Read through the data, and wherever a line holds the word "Оформление", write that line out.

Dataset excerpts:
-- Opening Marker --

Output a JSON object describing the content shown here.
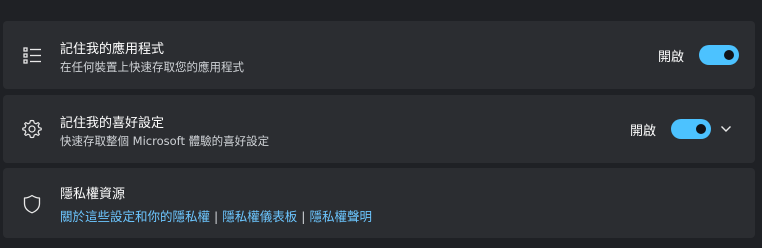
{
  "settings": [
    {
      "title": "記住我的應用程式",
      "subtitle": "在任何裝置上快速存取您的應用程式",
      "state": "開啟",
      "icon": "list-icon",
      "toggle_on": true
    },
    {
      "title": "記住我的喜好設定",
      "subtitle": "快速存取整個 Microsoft 體驗的喜好設定",
      "state": "開啟",
      "icon": "gear-icon",
      "toggle_on": true,
      "expandable": true
    }
  ],
  "privacy": {
    "title": "隱私權資源",
    "icon": "shield-icon",
    "links": [
      "關於這些設定和你的隱私權",
      "隱私權儀表板",
      "隱私權聲明"
    ],
    "separator": "|"
  },
  "colors": {
    "accent": "#4cc2ff",
    "link": "#6cc6ff",
    "card": "#2b2d31",
    "background": "#1f2125"
  }
}
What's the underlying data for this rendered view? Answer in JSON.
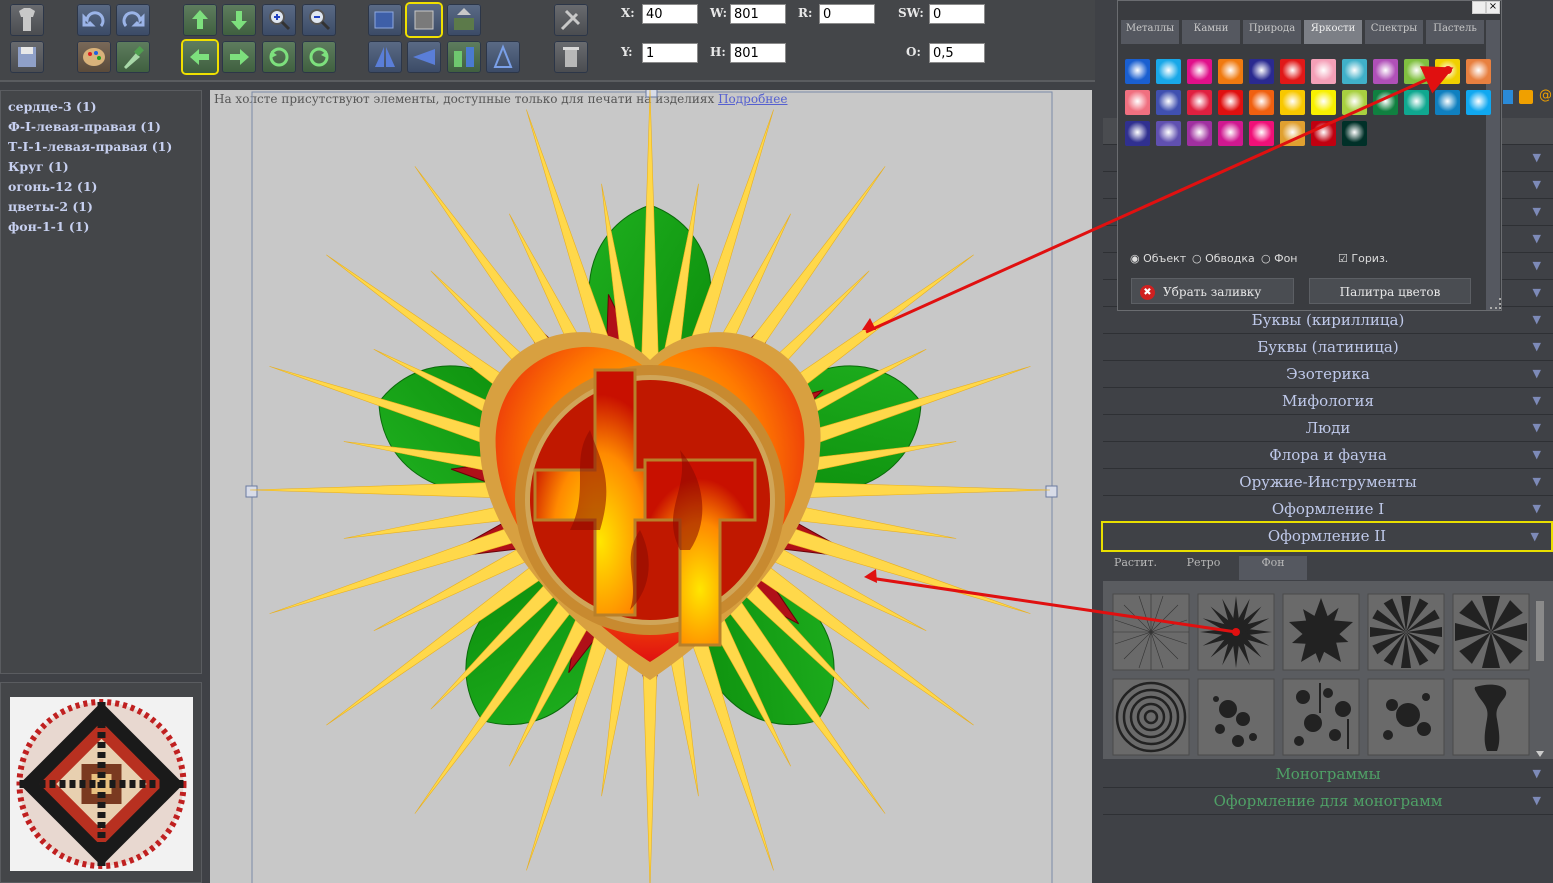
{
  "toolbar": {
    "coords": {
      "x_label": "X:",
      "x": "40",
      "w_label": "W:",
      "w": "801",
      "r_label": "R:",
      "r": "0",
      "sw_label": "SW:",
      "sw": "0",
      "y_label": "Y:",
      "y": "1",
      "h_label": "H:",
      "h": "801",
      "o_label": "O:",
      "o": "0,5"
    }
  },
  "layers": {
    "items": [
      "сердце-3 (1)",
      "Ф-I-левая-правая (1)",
      "Т-I-1-левая-правая (1)",
      "Круг (1)",
      "огонь-12 (1)",
      "цветы-2 (1)",
      "фон-1-1 (1)"
    ]
  },
  "canvas": {
    "notice": "На холсте присутствуют элементы, доступные только для печати на изделиях",
    "notice_link": "Подробнее"
  },
  "palette": {
    "tabs": [
      "Металлы",
      "Камни",
      "Природа",
      "Яркости",
      "Спектры",
      "Пастель"
    ],
    "active_tab": "Яркости",
    "radio_object": "Объект",
    "radio_stroke": "Обводка",
    "radio_bg": "Фон",
    "check_horiz": "Гориз.",
    "remove_fill": "Убрать заливку",
    "color_palette": "Палитра цветов"
  },
  "categories": [
    "Буквы (кириллица)",
    "Буквы (латиница)",
    "Эзотерика",
    "Мифология",
    "Люди",
    "Флора и фауна",
    "Оружие-Инструменты",
    "Оформление I",
    "Оформление II"
  ],
  "selected_category": "Оформление II",
  "shape_tabs": [
    "Растит.",
    "Ретро",
    "Фон"
  ],
  "bottom_categories": [
    "Монограммы",
    "Оформление для монограмм"
  ],
  "colors": {
    "accent": "#e8df00",
    "arrow": "#e01010"
  }
}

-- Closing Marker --

▸ **RESPONSE**
    "Оформление I",
    "Оформление II"
  "selected_category": "Оформление II",
    "Оформление для монограмм"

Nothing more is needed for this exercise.